We contribute to the sparsely populated area of unsupervised deep graph matching with application to keypoint matching in images.
We study the set of optimal solutions of the dual linear programming formulation of the linear assignment problem (LAP) to propose a method for computing a solution from the relative interior of this set.
To address these shortcomings, we present a comparative study of graph matching algorithms.
In order to facilitate algorithm development for their numerical solution, we collect in one place a large number of datasets in easy to read formats for a diverse set of problem classes.
We consider the maximum-a-posteriori inference problem in discrete graphical models and study solvers based on the dual block-coordinate ascent rule.
Dense, discrete Graphical Models with pairwise potentials are a powerful class of models which are employed in state-of-the-art computer vision and bio-imaging applications.

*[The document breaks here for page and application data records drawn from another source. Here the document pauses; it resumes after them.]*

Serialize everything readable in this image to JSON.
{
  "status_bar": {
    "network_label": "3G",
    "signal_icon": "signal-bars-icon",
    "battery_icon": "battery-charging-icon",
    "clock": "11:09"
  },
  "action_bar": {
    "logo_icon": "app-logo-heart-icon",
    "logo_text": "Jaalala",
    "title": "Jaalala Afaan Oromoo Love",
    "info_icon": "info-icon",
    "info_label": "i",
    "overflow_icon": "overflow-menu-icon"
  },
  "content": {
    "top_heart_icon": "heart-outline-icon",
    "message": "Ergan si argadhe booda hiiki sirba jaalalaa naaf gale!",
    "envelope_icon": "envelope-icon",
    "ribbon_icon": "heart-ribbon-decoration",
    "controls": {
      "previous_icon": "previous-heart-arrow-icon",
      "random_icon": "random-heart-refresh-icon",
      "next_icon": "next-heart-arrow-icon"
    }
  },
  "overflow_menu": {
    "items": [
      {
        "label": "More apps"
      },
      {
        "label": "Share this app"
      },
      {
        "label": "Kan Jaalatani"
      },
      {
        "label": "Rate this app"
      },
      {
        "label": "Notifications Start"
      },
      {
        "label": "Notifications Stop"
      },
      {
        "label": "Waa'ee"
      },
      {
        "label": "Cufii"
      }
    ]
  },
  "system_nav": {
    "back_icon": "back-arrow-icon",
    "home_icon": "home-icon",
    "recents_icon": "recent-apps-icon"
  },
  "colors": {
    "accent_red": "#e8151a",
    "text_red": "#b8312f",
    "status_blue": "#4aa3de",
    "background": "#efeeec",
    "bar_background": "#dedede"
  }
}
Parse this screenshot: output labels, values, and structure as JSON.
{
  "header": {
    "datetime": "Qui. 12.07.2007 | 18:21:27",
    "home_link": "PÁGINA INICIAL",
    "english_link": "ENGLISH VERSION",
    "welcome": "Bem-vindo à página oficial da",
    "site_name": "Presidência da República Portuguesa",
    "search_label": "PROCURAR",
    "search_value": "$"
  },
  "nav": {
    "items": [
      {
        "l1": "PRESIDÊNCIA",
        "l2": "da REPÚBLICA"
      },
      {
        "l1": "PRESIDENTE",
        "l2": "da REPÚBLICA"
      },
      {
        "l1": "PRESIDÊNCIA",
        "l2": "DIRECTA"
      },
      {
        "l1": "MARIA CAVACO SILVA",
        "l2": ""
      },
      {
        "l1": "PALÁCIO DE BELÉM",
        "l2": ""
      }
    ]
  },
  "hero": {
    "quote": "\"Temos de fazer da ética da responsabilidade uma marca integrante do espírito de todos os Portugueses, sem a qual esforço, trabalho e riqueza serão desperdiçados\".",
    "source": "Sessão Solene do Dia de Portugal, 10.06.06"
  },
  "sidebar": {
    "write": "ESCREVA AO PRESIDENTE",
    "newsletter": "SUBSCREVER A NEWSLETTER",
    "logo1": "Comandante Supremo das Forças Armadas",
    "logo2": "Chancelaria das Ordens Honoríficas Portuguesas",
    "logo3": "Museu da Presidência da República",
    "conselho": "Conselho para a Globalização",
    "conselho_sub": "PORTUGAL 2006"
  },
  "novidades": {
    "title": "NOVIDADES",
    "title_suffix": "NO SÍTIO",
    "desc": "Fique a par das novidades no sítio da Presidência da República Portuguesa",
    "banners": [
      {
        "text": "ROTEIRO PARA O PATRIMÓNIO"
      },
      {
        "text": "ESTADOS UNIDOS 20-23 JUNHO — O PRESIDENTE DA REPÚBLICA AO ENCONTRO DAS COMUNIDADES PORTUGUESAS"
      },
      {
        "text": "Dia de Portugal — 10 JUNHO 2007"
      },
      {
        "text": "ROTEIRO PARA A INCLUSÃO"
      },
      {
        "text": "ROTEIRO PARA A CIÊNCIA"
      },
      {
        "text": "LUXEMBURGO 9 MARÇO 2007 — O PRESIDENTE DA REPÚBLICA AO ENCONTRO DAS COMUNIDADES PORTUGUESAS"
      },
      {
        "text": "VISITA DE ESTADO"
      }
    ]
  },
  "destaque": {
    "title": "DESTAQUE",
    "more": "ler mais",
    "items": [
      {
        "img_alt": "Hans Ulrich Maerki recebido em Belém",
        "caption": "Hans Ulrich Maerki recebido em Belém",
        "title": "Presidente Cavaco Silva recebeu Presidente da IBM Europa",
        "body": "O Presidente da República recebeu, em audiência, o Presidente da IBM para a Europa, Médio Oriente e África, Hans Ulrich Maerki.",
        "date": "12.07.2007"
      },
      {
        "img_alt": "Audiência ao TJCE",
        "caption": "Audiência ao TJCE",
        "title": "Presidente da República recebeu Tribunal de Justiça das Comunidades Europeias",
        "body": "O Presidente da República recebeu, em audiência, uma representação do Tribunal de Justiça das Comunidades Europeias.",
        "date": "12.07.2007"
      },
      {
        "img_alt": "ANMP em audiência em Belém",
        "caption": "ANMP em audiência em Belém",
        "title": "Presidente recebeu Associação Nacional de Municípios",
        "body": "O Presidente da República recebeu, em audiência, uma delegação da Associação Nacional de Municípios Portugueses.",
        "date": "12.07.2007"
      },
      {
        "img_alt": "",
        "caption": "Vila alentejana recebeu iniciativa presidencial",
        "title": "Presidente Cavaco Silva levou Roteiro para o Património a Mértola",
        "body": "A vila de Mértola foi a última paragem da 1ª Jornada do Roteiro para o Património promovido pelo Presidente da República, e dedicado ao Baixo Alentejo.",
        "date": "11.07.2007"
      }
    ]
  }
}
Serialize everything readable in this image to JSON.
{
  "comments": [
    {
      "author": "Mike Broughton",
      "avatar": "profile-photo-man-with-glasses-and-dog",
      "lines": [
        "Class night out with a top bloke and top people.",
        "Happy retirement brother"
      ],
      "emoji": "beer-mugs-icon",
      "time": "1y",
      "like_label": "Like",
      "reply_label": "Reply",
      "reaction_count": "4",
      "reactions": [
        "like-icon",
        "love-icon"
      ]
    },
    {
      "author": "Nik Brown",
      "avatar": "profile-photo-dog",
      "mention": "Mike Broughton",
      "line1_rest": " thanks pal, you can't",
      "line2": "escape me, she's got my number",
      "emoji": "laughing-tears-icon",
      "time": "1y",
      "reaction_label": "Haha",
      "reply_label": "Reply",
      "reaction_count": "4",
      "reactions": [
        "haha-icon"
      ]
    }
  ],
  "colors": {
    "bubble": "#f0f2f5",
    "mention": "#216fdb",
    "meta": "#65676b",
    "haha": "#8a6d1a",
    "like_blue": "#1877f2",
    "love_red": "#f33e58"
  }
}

We demonstrate the efficacy of our method on real-world tracking problems.
This property allows to significantly reduce the computational time of the combinatorial solver and therefore solve problems which were out of reach before.
The monograph can be useful for undergraduate and graduate students studying optimization or graphical models, as well as for experts in optimization who want to have a look into graphical models.
We study the quadratic assignment problem, in computer vision also known as graph matching.
Most modern approaches solve this task in three steps: i) Compute local features; ii) Generate a pool of pose-hypotheses; iii) Select and refine a pose from the pool.
In particular, the joint M-best diverse labelings can be obtained by running a non-parametric submodular minimization (in the special case - max-flow) solver for M different values of $\gamma$ in parallel, for certain diversity measures.
We present a probabilistic graphical model formulation for the graph clustering problem.
In this work we show that the joint inference of $M$ best diverse solutions can be formulated as a submodular energy minimization if the original MAP-inference problem is submodular, hence fast inference techniques can be used.
We consider the task of finding M-best diverse solutions in a graphical model.
We propose a new CNN-CRF end-to-end learning framework, which is based on joint stochastic optimization with respect to both Convolutional Neural Network (CNN) and Conditional Random Field (CRF) parameters.
We propose a novel polynomial time algorithm to obtain a part of its optimal non-relaxed integral solution.
no code implementations • 2 Apr 2014 • Jörg H. Kappes, Bjoern Andres, Fred A. Hamprecht, Christoph Schnörr, Sebastian Nowozin, Dhruv Batra, Sungwoong Kim, Bernhard X. Kausler, Thorben Kröger, Jan Lellmann, Nikos Komodakis, Bogdan Savchynskyy, Carsten Rother
However, on new and challenging types of models our findings disagree and suggest that polyhedral methods and integer programming solvers are competitive in terms of runtime and solution quality over a large range of model types.
We consider energy minimization for undirected graphical models, also known as MAP-inference problem for Markov random fields.